I don't strive for sharpness or crispness in photographs.
Instead, I try to reproduce how my mind's eye sees and to evoke an emotional response
in the viewer.
Pre visualisation is the ability to see in your mind's eye the tonalities you want for the elements of an image, in the same way as a musician can hear in their head a piece of music.
When I find a location that interests me enough to make a photograph, I rarely look to a just record the scene. What interested me is expressing the mood, capturing the atmosphere, and conveying emotion to the viewer. To do this, I work on the form and composition by using the lighting and the tonalities of a scene.
After reading the different areas of the scene with my light meter I look at the relationships between the tones, and what textures there are present so I can then decide how I want to represent both the shadows and the mid tone areas in the final print. This enables me to then assess the potential for either using camera filters, or any future darkroom contrast controls, dodging, burning, bleaching work.
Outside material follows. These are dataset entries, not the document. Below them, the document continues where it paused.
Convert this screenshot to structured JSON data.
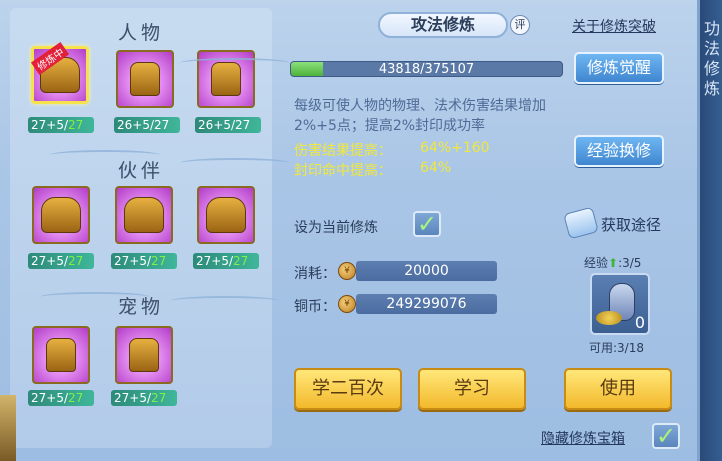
{
  "header": {
    "title": "攻法修炼",
    "eval_label": "评",
    "breakthrough_link": "关于修炼突破"
  },
  "progress": {
    "text": "43818/375107",
    "current": 43818,
    "max": 375107
  },
  "buttons": {
    "awaken": "修炼觉醒",
    "exchange": "经验换修",
    "learn_200": "学二百次",
    "learn": "学习",
    "use": "使用"
  },
  "description": "每级可使人物的物理、法术伤害结果增加2%+5点；提高2%封印成功率",
  "effects": [
    {
      "label": "伤害结果提高：",
      "value": "64%+160"
    },
    {
      "label": "封印命中提高：",
      "value": "64%"
    }
  ],
  "set_current": {
    "label": "设为当前修炼",
    "checked": true
  },
  "obtain": {
    "label": "获取途径"
  },
  "costs": {
    "consume_label": "消耗：",
    "consume_value": "20000",
    "copper_label": "铜币：",
    "copper_value": "249299076"
  },
  "item": {
    "exp_label": "经验",
    "exp_count": ":3/5",
    "count": "0",
    "available": "可用:3/18"
  },
  "hide_chest": {
    "label": "隐藏修炼宝箱",
    "checked": true
  },
  "sections": {
    "character": {
      "title": "人物",
      "slots": [
        {
          "level": "27+5/",
          "extra": "27",
          "tag": "修炼中",
          "icon": "character-attack-icon"
        },
        {
          "level": "26+5/27",
          "extra": "",
          "icon": "character-defense-icon"
        },
        {
          "level": "26+5/27",
          "extra": "",
          "icon": "character-magic-icon"
        }
      ]
    },
    "partner": {
      "title": "伙伴",
      "slots": [
        {
          "level": "27+5/",
          "extra": "27",
          "icon": "partner-attack-icon"
        },
        {
          "level": "27+5/",
          "extra": "27",
          "icon": "partner-defense-icon"
        },
        {
          "level": "27+5/",
          "extra": "27",
          "icon": "partner-magic-icon"
        }
      ]
    },
    "pet": {
      "title": "宠物",
      "slots": [
        {
          "level": "27+5/",
          "extra": "27",
          "icon": "pet-attack-icon"
        },
        {
          "level": "27+5/",
          "extra": "27",
          "icon": "pet-defense-icon"
        }
      ]
    }
  },
  "side_strip": "功法修炼"
}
If, after all my meter readings I can see that my initial vision cannot be achieved. Then I’ll reject the image without making an exposure.
At a time when the world is saturated with easily produced and circulated colour pictures. Images today, are often moving, enormous, flashing, demanding, insistent and have become part of the wallpaper of everyday life. Is there an argument for continuing to work in silver-based monochrome beyond the patina and prestige of its heritage? It is the qualities of abstraction, stillness, and material presence that make analogue monochrome photography the medium I continue to work in.
Photographers should be artists, and care about the materials they use. Digital technology has numbed people down so much that they no longer see the differences or importance of these concepts. Its like a digital musician who laughs at a classic guitar player and makes fun of anyone who's emotional about music.
I simply dislike sitting at the computer, I will try and hold onto an analogue "wet" darkroom process as long as I can, simply because I enjoy it and I have persuaded myself that it gives me much more control than the electronic wizardry that is possible elsewhere.
How would you define Creative Photography? I would suggest an imaginative enhancement of a straight image to create something more dynamic, aesthetically appealing, thought provoking or artistic. The straight image is not what we see on the negative or the computer monitor, but what we see in the viewfinder. Very often the creative process starts with the adjustments to camera settings, composition, and viewpoint at the time of the exposure.
The thought process applied at the taking stage remains the most important creative input to our images.
A comfort zone is a wonderful place, but nothing ever grows there.
Don’t be repressed in your work, dare to experiment, consider any urge, if in a new direction all the better.
There is only two kinds of music, good and bad.
Never fear the shadows, they simply mean there is a light shinning somewhere nearby.
Winnie the Pooh.